== THE PROBLEM ==
Wherever the listing has a line with the string "label", copy that line out.

BEGIN

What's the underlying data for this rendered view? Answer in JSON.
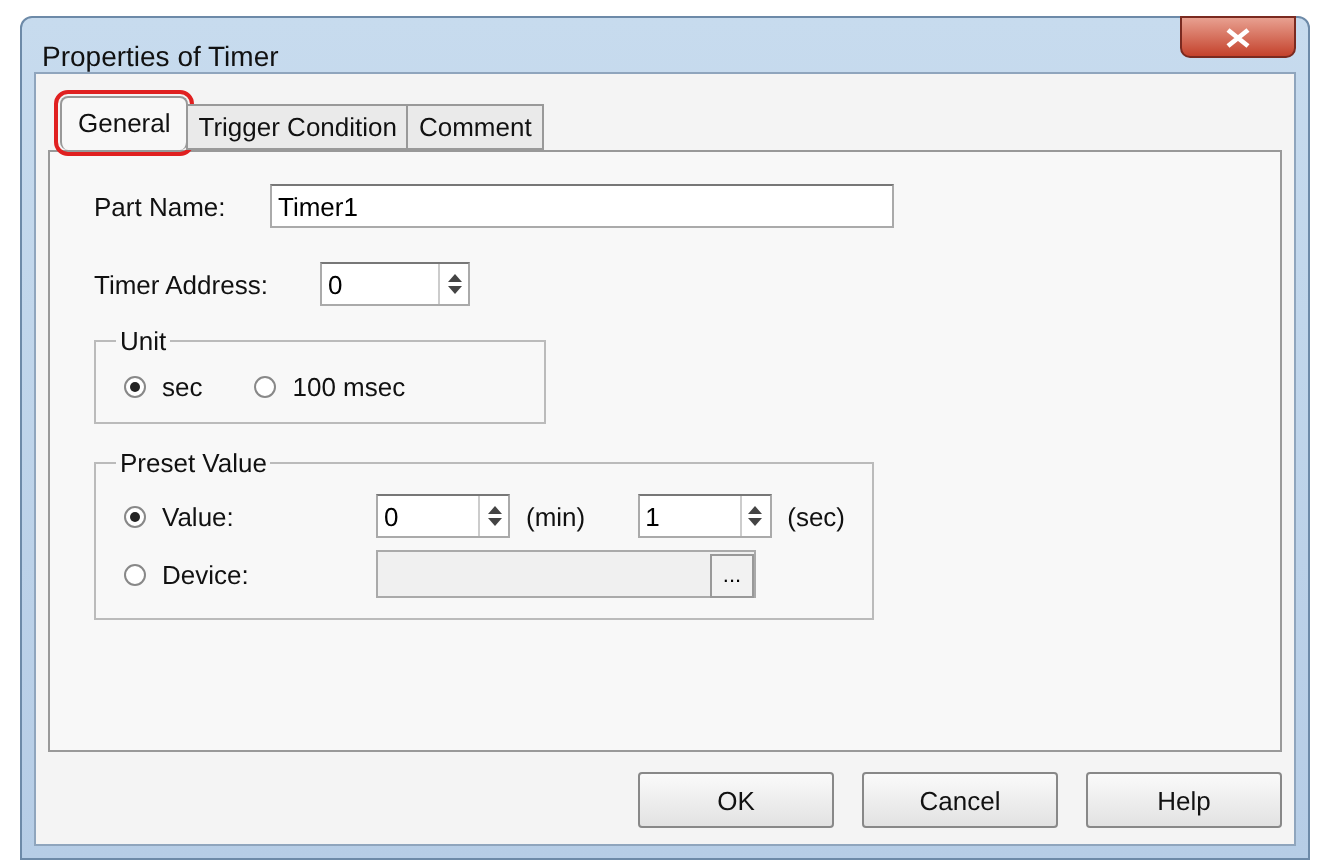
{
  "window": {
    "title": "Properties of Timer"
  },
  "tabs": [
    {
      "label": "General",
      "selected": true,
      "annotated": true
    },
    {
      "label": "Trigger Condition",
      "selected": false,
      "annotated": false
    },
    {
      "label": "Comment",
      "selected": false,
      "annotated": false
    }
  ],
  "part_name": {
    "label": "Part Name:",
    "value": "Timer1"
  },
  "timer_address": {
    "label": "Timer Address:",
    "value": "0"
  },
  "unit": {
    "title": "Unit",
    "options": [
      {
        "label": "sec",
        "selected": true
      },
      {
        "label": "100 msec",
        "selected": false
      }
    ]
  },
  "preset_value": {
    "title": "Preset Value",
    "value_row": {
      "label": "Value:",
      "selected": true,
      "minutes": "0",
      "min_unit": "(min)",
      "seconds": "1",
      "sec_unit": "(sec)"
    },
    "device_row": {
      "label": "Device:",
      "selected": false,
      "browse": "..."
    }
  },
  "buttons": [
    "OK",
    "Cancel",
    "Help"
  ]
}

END

== RESPONSE TO THIS EXERCISE ==
      "label": "General",
      "label": "Trigger Condition",
      "label": "Comment",
    "label": "Part Name:",
    "label": "Timer Address:",
        "label": "sec",
        "label": "100 msec",
      "label": "Value:",
      "label": "Device:",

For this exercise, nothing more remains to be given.